| PROBLEM TO WORK ON |
What you return must match the records exactly, except that the pictures are gone.

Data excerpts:
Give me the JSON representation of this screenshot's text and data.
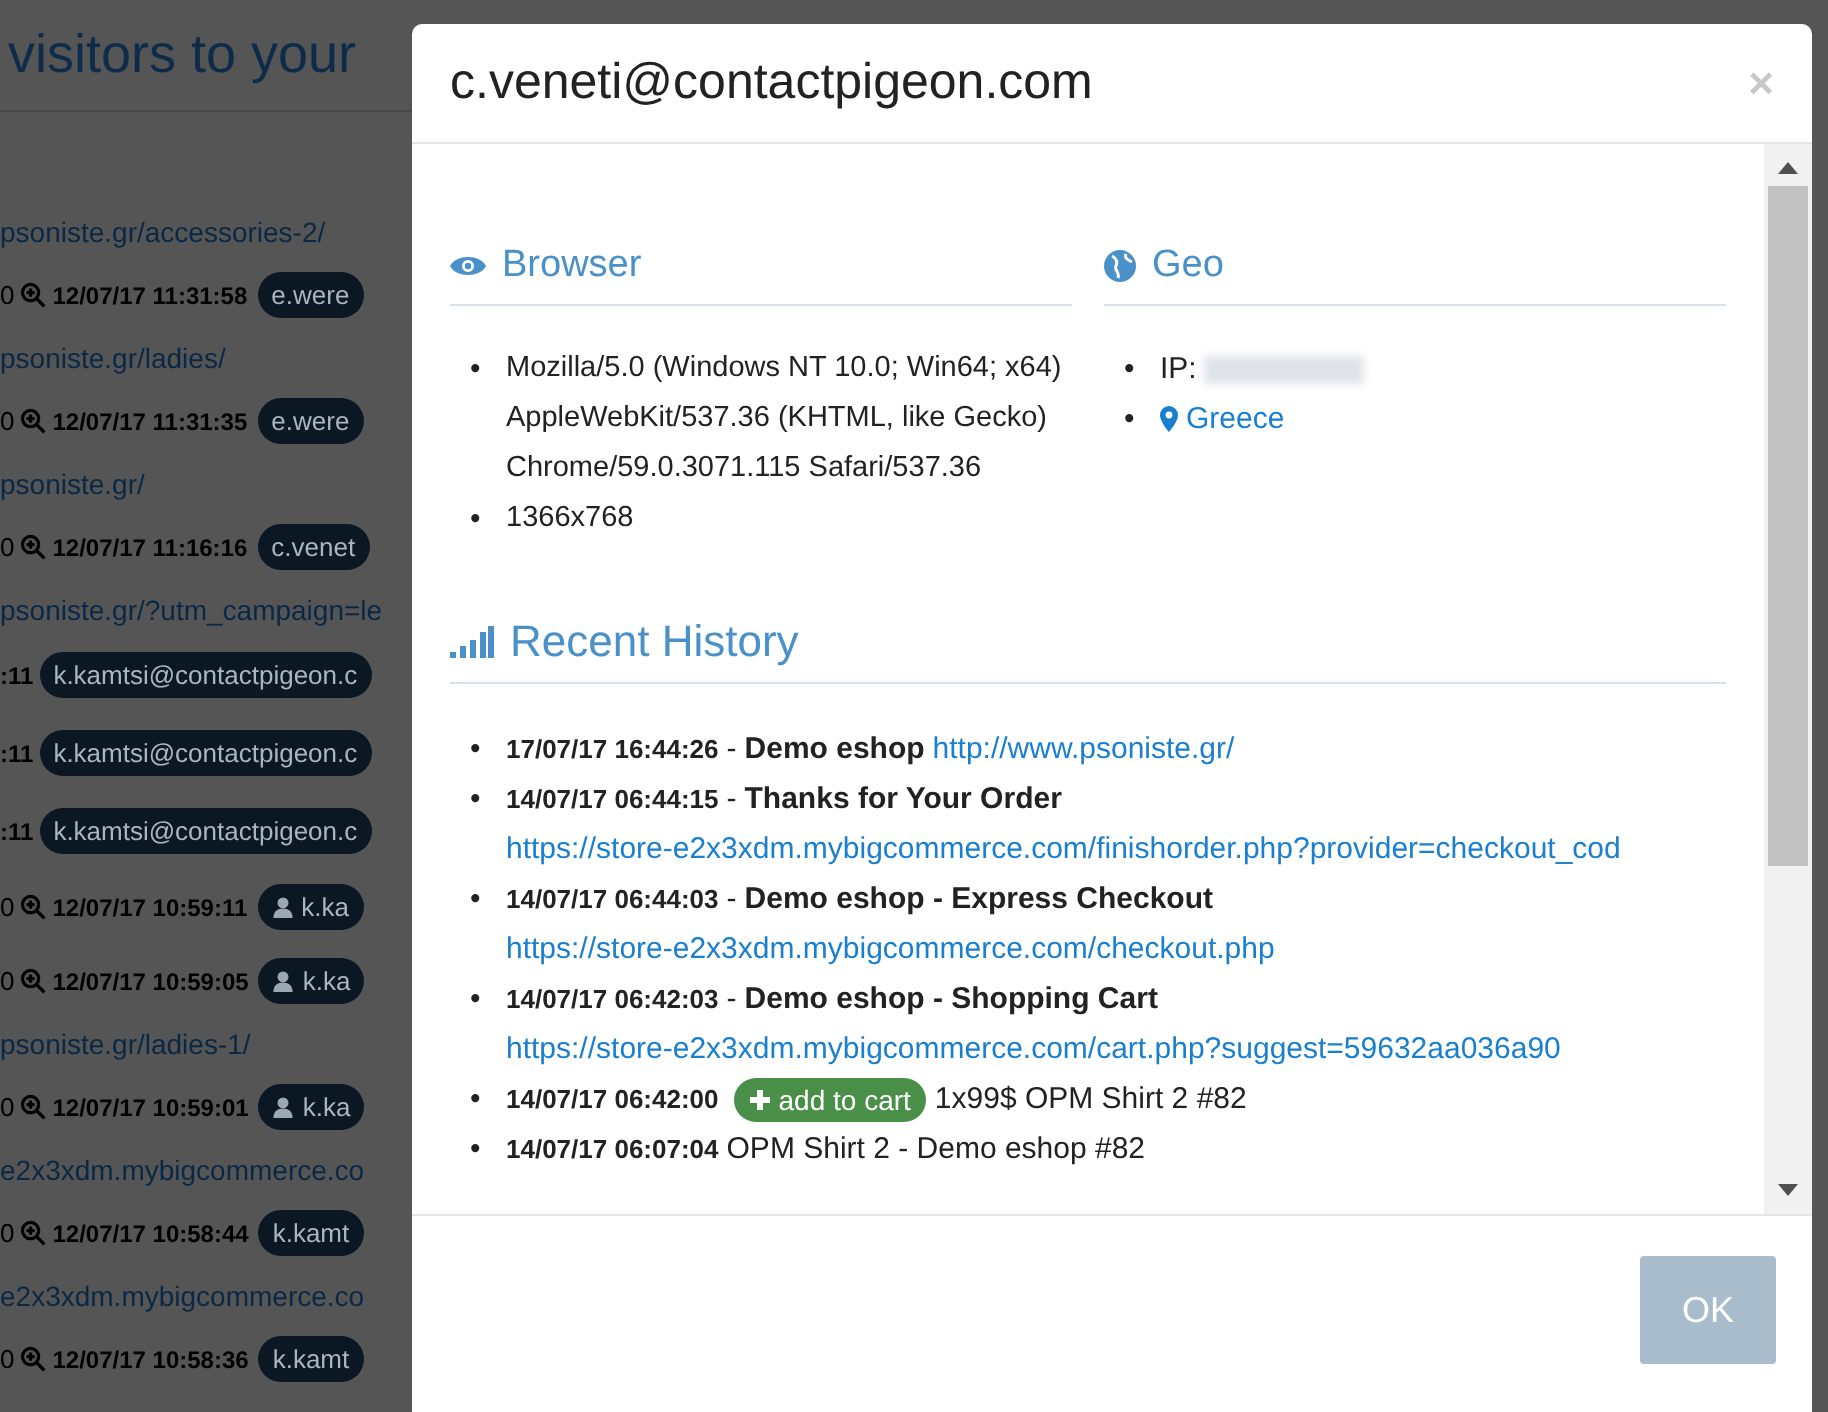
{
  "background": {
    "heading": "visitors to your",
    "rows": [
      {
        "kind": "link",
        "text": "psoniste.gr/accessories-2/"
      },
      {
        "kind": "visit",
        "prefix": "0",
        "time": "12/07/17 11:31:58",
        "user_icon": false,
        "badge": "e.were"
      },
      {
        "kind": "link",
        "text": "psoniste.gr/ladies/"
      },
      {
        "kind": "visit",
        "prefix": "0",
        "time": "12/07/17 11:31:35",
        "user_icon": false,
        "badge": "e.were"
      },
      {
        "kind": "link",
        "text": "psoniste.gr/"
      },
      {
        "kind": "visit",
        "prefix": "0",
        "time": "12/07/17 11:16:16",
        "user_icon": false,
        "badge": "c.venet"
      },
      {
        "kind": "link",
        "text": "psoniste.gr/?utm_campaign=le"
      },
      {
        "kind": "event",
        "prefix": ":11",
        "badge": "k.kamtsi@contactpigeon.c"
      },
      {
        "kind": "event",
        "prefix": ":11",
        "badge": "k.kamtsi@contactpigeon.c"
      },
      {
        "kind": "event",
        "prefix": ":11",
        "badge": "k.kamtsi@contactpigeon.c"
      },
      {
        "kind": "visit",
        "prefix": "0",
        "time": "12/07/17 10:59:11",
        "user_icon": true,
        "badge": "k.ka"
      },
      {
        "kind": "visit",
        "prefix": "0",
        "time": "12/07/17 10:59:05",
        "user_icon": true,
        "badge": "k.ka"
      },
      {
        "kind": "link",
        "text": "psoniste.gr/ladies-1/"
      },
      {
        "kind": "visit",
        "prefix": "0",
        "time": "12/07/17 10:59:01",
        "user_icon": true,
        "badge": "k.ka"
      },
      {
        "kind": "link",
        "text": "e2x3xdm.mybigcommerce.co"
      },
      {
        "kind": "visit",
        "prefix": "0",
        "time": "12/07/17 10:58:44",
        "user_icon": false,
        "badge": "k.kamt"
      },
      {
        "kind": "link",
        "text": "e2x3xdm.mybigcommerce.co"
      },
      {
        "kind": "visit",
        "prefix": "0",
        "time": "12/07/17 10:58:36",
        "user_icon": false,
        "badge": "k.kamt"
      }
    ]
  },
  "modal": {
    "title": "c.veneti@contactpigeon.com",
    "close": "×",
    "bullet": "•",
    "browser": {
      "heading": "Browser",
      "items": [
        "Mozilla/5.0 (Windows NT 10.0; Win64; x64) AppleWebKit/537.36 (KHTML, like Gecko) Chrome/59.0.3071.115 Safari/537.36",
        "1366x768"
      ]
    },
    "geo": {
      "heading": "Geo",
      "ip_label": "IP:",
      "country": "Greece"
    },
    "history": {
      "heading": "Recent History",
      "items": [
        {
          "kind": "page",
          "time": "17/07/17 16:44:26",
          "sep": "-",
          "title": "Demo eshop",
          "url": "http://www.psoniste.gr/"
        },
        {
          "kind": "page",
          "time": "14/07/17 06:44:15",
          "sep": "-",
          "title": "Thanks for Your Order",
          "url": "https://store-e2x3xdm.mybigcommerce.com/finishorder.php?provider=checkout_cod"
        },
        {
          "kind": "page",
          "time": "14/07/17 06:44:03",
          "sep": "-",
          "title": "Demo eshop - Express Checkout",
          "url": "https://store-e2x3xdm.mybigcommerce.com/checkout.php"
        },
        {
          "kind": "page",
          "time": "14/07/17 06:42:03",
          "sep": "-",
          "title": "Demo eshop - Shopping Cart",
          "url": "https://store-e2x3xdm.mybigcommerce.com/cart.php?suggest=59632aa036a90"
        },
        {
          "kind": "event",
          "time": "14/07/17 06:42:00",
          "badge": "add to cart",
          "text": "1x99$ OPM Shirt 2 #82"
        },
        {
          "kind": "plain",
          "time": "14/07/17 06:07:04",
          "text": "OPM Shirt 2 - Demo eshop #82"
        }
      ]
    },
    "ok": "OK"
  }
}
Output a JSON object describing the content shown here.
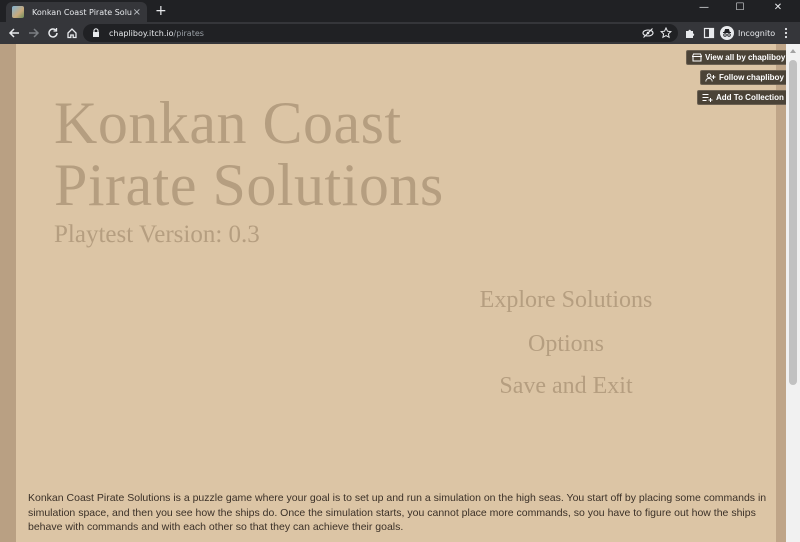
{
  "browser": {
    "tab_title": "Konkan Coast Pirate Solutions (p",
    "tab_close": "×",
    "new_tab": "+",
    "url_host": "chapliboy.itch.io",
    "url_path": "/pirates",
    "incognito_label": "Incognito",
    "window_controls": {
      "minimize": "—",
      "maximize": "☐",
      "close": "✕"
    }
  },
  "itch": {
    "view_all": "View all by chapliboy",
    "follow": "Follow chapliboy",
    "add_collection": "Add To Collection"
  },
  "game": {
    "title_line1": "Konkan Coast",
    "title_line2": "Pirate Solutions",
    "version": "Playtest Version: 0.3",
    "menu": {
      "explore": "Explore Solutions",
      "options": "Options",
      "save_exit": "Save and Exit"
    }
  },
  "description": "Konkan Coast Pirate Solutions is a puzzle game where your goal is to set up and run a simulation on the high seas. You start off by placing some commands in simulation space, and then you see how the ships do. Once the simulation starts, you cannot place more commands, so you have to figure out how the ships behave with commands and with each other so that they can achieve their goals.",
  "colors": {
    "page_bg": "#dcc5a5",
    "title_text": "#b59e80",
    "body_text": "#3b3128",
    "itch_button": "#4b4337"
  }
}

| RESPONSE BOX |
Give me the JSON representation of this screenshot's text and data.
{
  "background": {
    "heading": "visitors to your",
    "rows": [
      {
        "kind": "link",
        "text": "psoniste.gr/accessories-2/"
      },
      {
        "kind": "visit",
        "prefix": "0",
        "time": "12/07/17 11:31:58",
        "user_icon": false,
        "badge": "e.were"
      },
      {
        "kind": "link",
        "text": "psoniste.gr/ladies/"
      },
      {
        "kind": "visit",
        "prefix": "0",
        "time": "12/07/17 11:31:35",
        "user_icon": false,
        "badge": "e.were"
      },
      {
        "kind": "link",
        "text": "psoniste.gr/"
      },
      {
        "kind": "visit",
        "prefix": "0",
        "time": "12/07/17 11:16:16",
        "user_icon": false,
        "badge": "c.venet"
      },
      {
        "kind": "link",
        "text": "psoniste.gr/?utm_campaign=le"
      },
      {
        "kind": "event",
        "prefix": ":11",
        "badge": "k.kamtsi@contactpigeon.c"
      },
      {
        "kind": "event",
        "prefix": ":11",
        "badge": "k.kamtsi@contactpigeon.c"
      },
      {
        "kind": "event",
        "prefix": ":11",
        "badge": "k.kamtsi@contactpigeon.c"
      },
      {
        "kind": "visit",
        "prefix": "0",
        "time": "12/07/17 10:59:11",
        "user_icon": true,
        "badge": "k.ka"
      },
      {
        "kind": "visit",
        "prefix": "0",
        "time": "12/07/17 10:59:05",
        "user_icon": true,
        "badge": "k.ka"
      },
      {
        "kind": "link",
        "text": "psoniste.gr/ladies-1/"
      },
      {
        "kind": "visit",
        "prefix": "0",
        "time": "12/07/17 10:59:01",
        "user_icon": true,
        "badge": "k.ka"
      },
      {
        "kind": "link",
        "text": "e2x3xdm.mybigcommerce.co"
      },
      {
        "kind": "visit",
        "prefix": "0",
        "time": "12/07/17 10:58:44",
        "user_icon": false,
        "badge": "k.kamt"
      },
      {
        "kind": "link",
        "text": "e2x3xdm.mybigcommerce.co"
      },
      {
        "kind": "visit",
        "prefix": "0",
        "time": "12/07/17 10:58:36",
        "user_icon": false,
        "badge": "k.kamt"
      }
    ]
  },
  "modal": {
    "title": "c.veneti@contactpigeon.com",
    "close": "×",
    "bullet": "•",
    "browser": {
      "heading": "Browser",
      "items": [
        "Mozilla/5.0 (Windows NT 10.0; Win64; x64) AppleWebKit/537.36 (KHTML, like Gecko) Chrome/59.0.3071.115 Safari/537.36",
        "1366x768"
      ]
    },
    "geo": {
      "heading": "Geo",
      "ip_label": "IP:",
      "country": "Greece"
    },
    "history": {
      "heading": "Recent History",
      "items": [
        {
          "kind": "page",
          "time": "17/07/17 16:44:26",
          "sep": "-",
          "title": "Demo eshop",
          "url": "http://www.psoniste.gr/"
        },
        {
          "kind": "page",
          "time": "14/07/17 06:44:15",
          "sep": "-",
          "title": "Thanks for Your Order",
          "url": "https://store-e2x3xdm.mybigcommerce.com/finishorder.php?provider=checkout_cod"
        },
        {
          "kind": "page",
          "time": "14/07/17 06:44:03",
          "sep": "-",
          "title": "Demo eshop - Express Checkout",
          "url": "https://store-e2x3xdm.mybigcommerce.com/checkout.php"
        },
        {
          "kind": "page",
          "time": "14/07/17 06:42:03",
          "sep": "-",
          "title": "Demo eshop - Shopping Cart",
          "url": "https://store-e2x3xdm.mybigcommerce.com/cart.php?suggest=59632aa036a90"
        },
        {
          "kind": "event",
          "time": "14/07/17 06:42:00",
          "badge": "add to cart",
          "text": "1x99$ OPM Shirt 2 #82"
        },
        {
          "kind": "plain",
          "time": "14/07/17 06:07:04",
          "text": "OPM Shirt 2 - Demo eshop #82"
        }
      ]
    },
    "ok": "OK"
  }
}
Output a JSON object describing the content shown here.
{
  "browser": {
    "tab_title": "Konkan Coast Pirate Solutions (p",
    "tab_close": "×",
    "new_tab": "+",
    "url_host": "chapliboy.itch.io",
    "url_path": "/pirates",
    "incognito_label": "Incognito",
    "window_controls": {
      "minimize": "—",
      "maximize": "☐",
      "close": "✕"
    }
  },
  "itch": {
    "view_all": "View all by chapliboy",
    "follow": "Follow chapliboy",
    "add_collection": "Add To Collection"
  },
  "game": {
    "title_line1": "Konkan Coast",
    "title_line2": "Pirate Solutions",
    "version": "Playtest Version: 0.3",
    "menu": {
      "explore": "Explore Solutions",
      "options": "Options",
      "save_exit": "Save and Exit"
    }
  },
  "description": "Konkan Coast Pirate Solutions is a puzzle game where your goal is to set up and run a simulation on the high seas. You start off by placing some commands in simulation space, and then you see how the ships do. Once the simulation starts, you cannot place more commands, so you have to figure out how the ships behave with commands and with each other so that they can achieve their goals.",
  "colors": {
    "page_bg": "#dcc5a5",
    "title_text": "#b59e80",
    "body_text": "#3b3128",
    "itch_button": "#4b4337"
  }
}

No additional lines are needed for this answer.